Extracted data entries:
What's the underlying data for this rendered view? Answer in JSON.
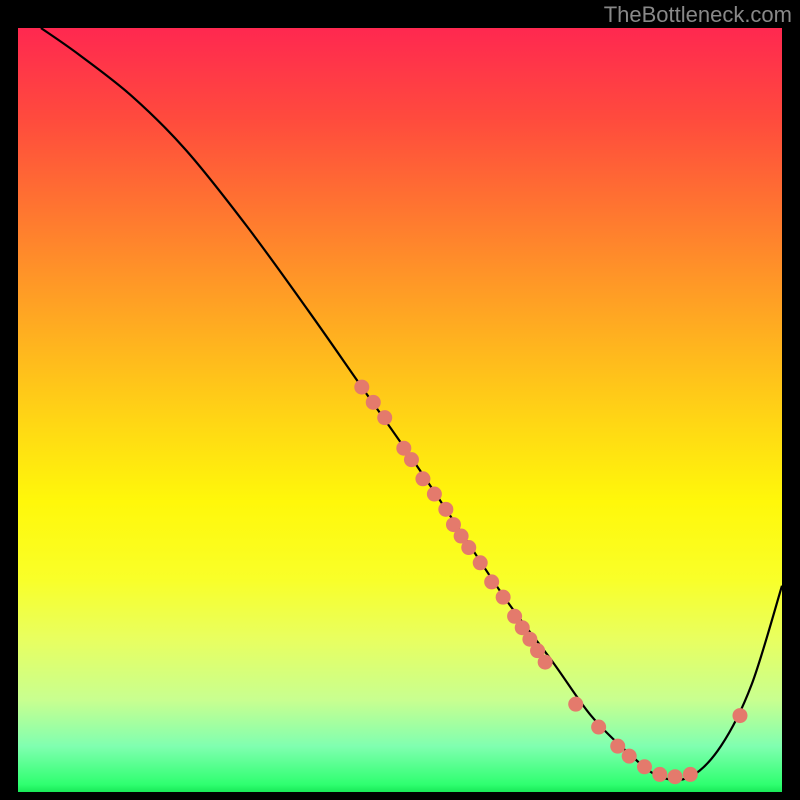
{
  "watermark": "TheBottleneck.com",
  "chart_data": {
    "type": "line",
    "title": "",
    "xlabel": "",
    "ylabel": "",
    "xlim": [
      0,
      100
    ],
    "ylim": [
      0,
      100
    ],
    "background": "red-yellow-green vertical gradient (bottleneck heatmap)",
    "series": [
      {
        "name": "bottleneck-curve",
        "x": [
          3,
          8,
          15,
          22,
          30,
          38,
          45,
          52,
          58,
          64,
          70,
          75,
          80,
          84,
          88,
          92,
          96,
          100
        ],
        "y": [
          100,
          96.5,
          91,
          84,
          74,
          63,
          53,
          43,
          34,
          25,
          17,
          10,
          5,
          2,
          2,
          6,
          14,
          27
        ]
      }
    ],
    "points": [
      {
        "name": "cluster-mid",
        "x": 45,
        "y": 53
      },
      {
        "name": "cluster-mid",
        "x": 46.5,
        "y": 51
      },
      {
        "name": "cluster-mid",
        "x": 48,
        "y": 49
      },
      {
        "name": "cluster-mid",
        "x": 50.5,
        "y": 45
      },
      {
        "name": "cluster-mid",
        "x": 51.5,
        "y": 43.5
      },
      {
        "name": "cluster-mid",
        "x": 53,
        "y": 41
      },
      {
        "name": "cluster-mid",
        "x": 54.5,
        "y": 39
      },
      {
        "name": "cluster-mid",
        "x": 56,
        "y": 37
      },
      {
        "name": "cluster-mid",
        "x": 57,
        "y": 35
      },
      {
        "name": "cluster-mid",
        "x": 58,
        "y": 33.5
      },
      {
        "name": "cluster-mid",
        "x": 59,
        "y": 32
      },
      {
        "name": "cluster-mid",
        "x": 60.5,
        "y": 30
      },
      {
        "name": "cluster-mid",
        "x": 62,
        "y": 27.5
      },
      {
        "name": "cluster-mid",
        "x": 63.5,
        "y": 25.5
      },
      {
        "name": "cluster-mid",
        "x": 65,
        "y": 23
      },
      {
        "name": "cluster-mid",
        "x": 66,
        "y": 21.5
      },
      {
        "name": "cluster-mid",
        "x": 67,
        "y": 20
      },
      {
        "name": "cluster-mid",
        "x": 68,
        "y": 18.5
      },
      {
        "name": "cluster-mid",
        "x": 69,
        "y": 17
      },
      {
        "name": "cluster-low",
        "x": 73,
        "y": 11.5
      },
      {
        "name": "cluster-low",
        "x": 76,
        "y": 8.5
      },
      {
        "name": "cluster-low",
        "x": 78.5,
        "y": 6
      },
      {
        "name": "cluster-low",
        "x": 80,
        "y": 4.7
      },
      {
        "name": "cluster-low",
        "x": 82,
        "y": 3.3
      },
      {
        "name": "cluster-low",
        "x": 84,
        "y": 2.3
      },
      {
        "name": "cluster-low",
        "x": 86,
        "y": 2
      },
      {
        "name": "cluster-low",
        "x": 88,
        "y": 2.3
      },
      {
        "name": "cluster-right",
        "x": 94.5,
        "y": 10
      }
    ],
    "dot_radius_default": 7.5
  }
}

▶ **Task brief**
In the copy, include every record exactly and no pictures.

▶ **Written response**
What's the underlying data for this rendered view? Answer in JSON.
{
  "watermark": "TheBottleneck.com",
  "chart_data": {
    "type": "line",
    "title": "",
    "xlabel": "",
    "ylabel": "",
    "xlim": [
      0,
      100
    ],
    "ylim": [
      0,
      100
    ],
    "background": "red-yellow-green vertical gradient (bottleneck heatmap)",
    "series": [
      {
        "name": "bottleneck-curve",
        "x": [
          3,
          8,
          15,
          22,
          30,
          38,
          45,
          52,
          58,
          64,
          70,
          75,
          80,
          84,
          88,
          92,
          96,
          100
        ],
        "y": [
          100,
          96.5,
          91,
          84,
          74,
          63,
          53,
          43,
          34,
          25,
          17,
          10,
          5,
          2,
          2,
          6,
          14,
          27
        ]
      }
    ],
    "points": [
      {
        "name": "cluster-mid",
        "x": 45,
        "y": 53
      },
      {
        "name": "cluster-mid",
        "x": 46.5,
        "y": 51
      },
      {
        "name": "cluster-mid",
        "x": 48,
        "y": 49
      },
      {
        "name": "cluster-mid",
        "x": 50.5,
        "y": 45
      },
      {
        "name": "cluster-mid",
        "x": 51.5,
        "y": 43.5
      },
      {
        "name": "cluster-mid",
        "x": 53,
        "y": 41
      },
      {
        "name": "cluster-mid",
        "x": 54.5,
        "y": 39
      },
      {
        "name": "cluster-mid",
        "x": 56,
        "y": 37
      },
      {
        "name": "cluster-mid",
        "x": 57,
        "y": 35
      },
      {
        "name": "cluster-mid",
        "x": 58,
        "y": 33.5
      },
      {
        "name": "cluster-mid",
        "x": 59,
        "y": 32
      },
      {
        "name": "cluster-mid",
        "x": 60.5,
        "y": 30
      },
      {
        "name": "cluster-mid",
        "x": 62,
        "y": 27.5
      },
      {
        "name": "cluster-mid",
        "x": 63.5,
        "y": 25.5
      },
      {
        "name": "cluster-mid",
        "x": 65,
        "y": 23
      },
      {
        "name": "cluster-mid",
        "x": 66,
        "y": 21.5
      },
      {
        "name": "cluster-mid",
        "x": 67,
        "y": 20
      },
      {
        "name": "cluster-mid",
        "x": 68,
        "y": 18.5
      },
      {
        "name": "cluster-mid",
        "x": 69,
        "y": 17
      },
      {
        "name": "cluster-low",
        "x": 73,
        "y": 11.5
      },
      {
        "name": "cluster-low",
        "x": 76,
        "y": 8.5
      },
      {
        "name": "cluster-low",
        "x": 78.5,
        "y": 6
      },
      {
        "name": "cluster-low",
        "x": 80,
        "y": 4.7
      },
      {
        "name": "cluster-low",
        "x": 82,
        "y": 3.3
      },
      {
        "name": "cluster-low",
        "x": 84,
        "y": 2.3
      },
      {
        "name": "cluster-low",
        "x": 86,
        "y": 2
      },
      {
        "name": "cluster-low",
        "x": 88,
        "y": 2.3
      },
      {
        "name": "cluster-right",
        "x": 94.5,
        "y": 10
      }
    ],
    "dot_radius_default": 7.5
  }
}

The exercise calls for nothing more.